● PROBLEM DESCRIPTION
Find the lines of data that contain the string "收到数据后", then list them.

● DATA FOR THE TASK

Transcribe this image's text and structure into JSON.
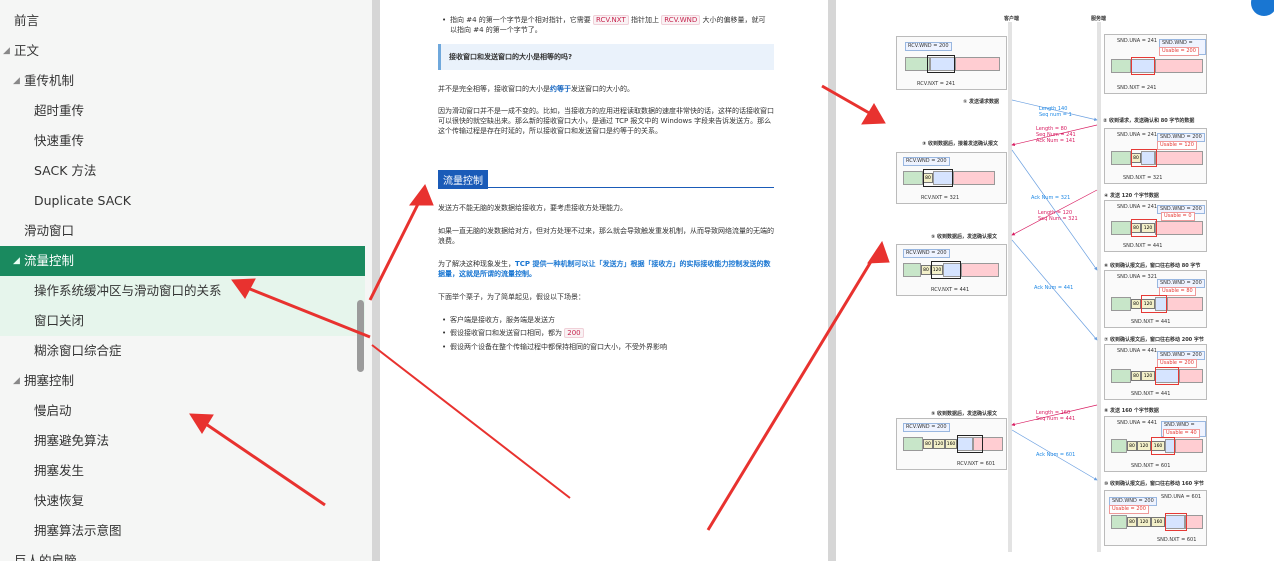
{
  "sidebar": {
    "items": [
      {
        "label": "前言",
        "indent": 14,
        "caret": false,
        "state": "normal"
      },
      {
        "label": "正文",
        "indent": 14,
        "caret": true,
        "state": "normal"
      },
      {
        "label": "重传机制",
        "indent": 24,
        "caret": true,
        "state": "normal"
      },
      {
        "label": "超时重传",
        "indent": 34,
        "caret": false,
        "state": "normal"
      },
      {
        "label": "快速重传",
        "indent": 34,
        "caret": false,
        "state": "normal"
      },
      {
        "label": "SACK 方法",
        "indent": 34,
        "caret": false,
        "state": "normal"
      },
      {
        "label": "Duplicate SACK",
        "indent": 34,
        "caret": false,
        "state": "normal"
      },
      {
        "label": "滑动窗口",
        "indent": 24,
        "caret": false,
        "state": "normal"
      },
      {
        "label": "流量控制",
        "indent": 24,
        "caret": true,
        "state": "selected"
      },
      {
        "label": "操作系统缓冲区与滑动窗口的关系",
        "indent": 34,
        "caret": false,
        "state": "highlight"
      },
      {
        "label": "窗口关闭",
        "indent": 34,
        "caret": false,
        "state": "highlight"
      },
      {
        "label": "糊涂窗口综合症",
        "indent": 34,
        "caret": false,
        "state": "normal"
      },
      {
        "label": "拥塞控制",
        "indent": 24,
        "caret": true,
        "state": "normal"
      },
      {
        "label": "慢启动",
        "indent": 34,
        "caret": false,
        "state": "normal"
      },
      {
        "label": "拥塞避免算法",
        "indent": 34,
        "caret": false,
        "state": "normal"
      },
      {
        "label": "拥塞发生",
        "indent": 34,
        "caret": false,
        "state": "normal"
      },
      {
        "label": "快速恢复",
        "indent": 34,
        "caret": false,
        "state": "normal"
      },
      {
        "label": "拥塞算法示意图",
        "indent": 34,
        "caret": false,
        "state": "normal"
      },
      {
        "label": "巨人的肩膀",
        "indent": 14,
        "caret": false,
        "state": "normal"
      }
    ]
  },
  "doc": {
    "bullet_top_a": "指向 #4 的第一个字节是个相对指针，它需要",
    "code_rcv_nxt": "RCV.NXT",
    "bullet_top_b": "指针加上",
    "code_rcv_wnd": "RCV.WND",
    "bullet_top_c": "大小的偏移量，就可以指向 #4 的第一个字节了。",
    "callout": "接收窗口和发送窗口的大小是相等的吗?",
    "p1_a": "并不是完全相等，接收窗口的大小是",
    "p1_em": "约等于",
    "p1_b": "发送窗口的大小的。",
    "p2": "因为滑动窗口并不是一成不变的。比如，当接收方的应用进程读取数据的速度非常快的话，这样的话接收窗口可以很快的就空缺出来。那么新的接收窗口大小，是通过 TCP 报文中的 Windows 字段来告诉发送方。那么这个传输过程是存在时延的，所以接收窗口和发送窗口是约等于的关系。",
    "heading": "流量控制",
    "p3": "发送方不能无脑的发数据给接收方，要考虑接收方处理能力。",
    "p4": "如果一直无脑的发数据给对方，但对方处理不过来，那么就会导致触发重发机制，从而导致网络流量的无端的浪费。",
    "p5_a": "为了解决这种现象发生，",
    "p5_b": "TCP 提供一种机制可以让「发送方」根据「接收方」的实际接收能力控制发送的数据量，这就是所谓的流量控制。",
    "p6": "下面举个栗子，为了简单起见，假设以下场景：",
    "li1": "客户端是接收方，服务端是发送方",
    "li2_a": "假设接收窗口和发送窗口相同，都为",
    "li2_code": "200",
    "li3": "假设两个设备在整个传输过程中都保持相同的窗口大小，不受外界影响"
  },
  "diagram": {
    "client_label": "客户端",
    "server_label": "服务端",
    "steps": {
      "s1": "① 发送请求数据",
      "s2": "② 收到请求，发送确认和 80 字节的数据",
      "s3": "③ 收到数据后，接着发送确认报文",
      "s4": "④ 发送 120 个字节数据",
      "s5": "⑤ 收到数据后，发送确认报文",
      "s6": "⑥ 收到确认报文后，窗口往右移动 80 字节",
      "s7": "⑦ 收到确认报文后，窗口往右移动 200 字节",
      "s8": "⑧ 发送 160 个字节数据",
      "s9": "⑨ 收到数据后，发送确认报文",
      "s10": "⑩ 收到确认报文后，窗口往右移动 160 字节"
    },
    "msgs": {
      "m1a": "Length 140",
      "m1b": "Seq num = 1",
      "m2a": "Length = 80",
      "m2b": "Seq Num = 241",
      "m2c": "Ack Num = 141",
      "m3": "Ack Num = 321",
      "m4a": "Length = 120",
      "m4b": "Seq Num = 321",
      "m5": "Ack Num = 441",
      "m6a": "Length = 160",
      "m6b": "Seq num = 441",
      "m7": "Ack Num = 601"
    },
    "client_boxes": {
      "b1_wnd": "RCV.WND = 200",
      "b1_nxt": "RCV.NXT = 241",
      "b2_wnd": "RCV.WND = 200",
      "b2_nxt": "RCV.NXT = 321",
      "b3_wnd": "RCV.WND = 200",
      "b3_nxt": "RCV.NXT = 441",
      "b4_wnd": "RCV.WND = 200",
      "b4_nxt": "RCV.NXT = 601"
    },
    "server_boxes": {
      "s1_una": "SND.UNA = 241",
      "s1_wnd": "SND.WND = 200",
      "s1_usable": "Usable = 200",
      "s1_nxt": "SND.NXT = 241",
      "s2_una": "SND.UNA = 241",
      "s2_wnd": "SND.WND = 200",
      "s2_usable": "Usable = 120",
      "s2_nxt": "SND.NXT = 321",
      "s3_una": "SND.UNA = 241",
      "s3_wnd": "SND.WND = 200",
      "s3_usable": "Usable = 0",
      "s3_nxt": "SND.NXT = 441",
      "s4_una": "SND.UNA = 321",
      "s4_wnd": "SND.WND = 200",
      "s4_usable": "Usable = 80",
      "s4_nxt": "SND.NXT = 441",
      "s5_una": "SND.UNA = 441",
      "s5_wnd": "SND.WND = 200",
      "s5_usable": "Usable = 200",
      "s5_nxt": "SND.NXT = 441",
      "s6_una": "SND.UNA = 441",
      "s6_wnd": "SND.WND = 200",
      "s6_usable": "Usable = 40",
      "s6_nxt": "SND.NXT = 601",
      "s7_una": "SND.UNA = 601",
      "s7_wnd": "SND.WND = 200",
      "s7_usable": "Usable = 200",
      "s7_nxt": "SND.NXT = 601"
    },
    "cells": {
      "c80": "80",
      "c120": "120",
      "c160": "160"
    }
  },
  "colors": {
    "selected": "#1a8a5f",
    "highlight": "#e6f5ec",
    "arrow_red": "#e8322f",
    "heading_blue": "#1a5bb8"
  }
}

● EXERCISE OUTPUT
      "s3": "③ 收到数据后，接着发送确认报文",
      "s5": "⑤ 收到数据后，发送确认报文",
      "s9": "⑨ 收到数据后，发送确认报文",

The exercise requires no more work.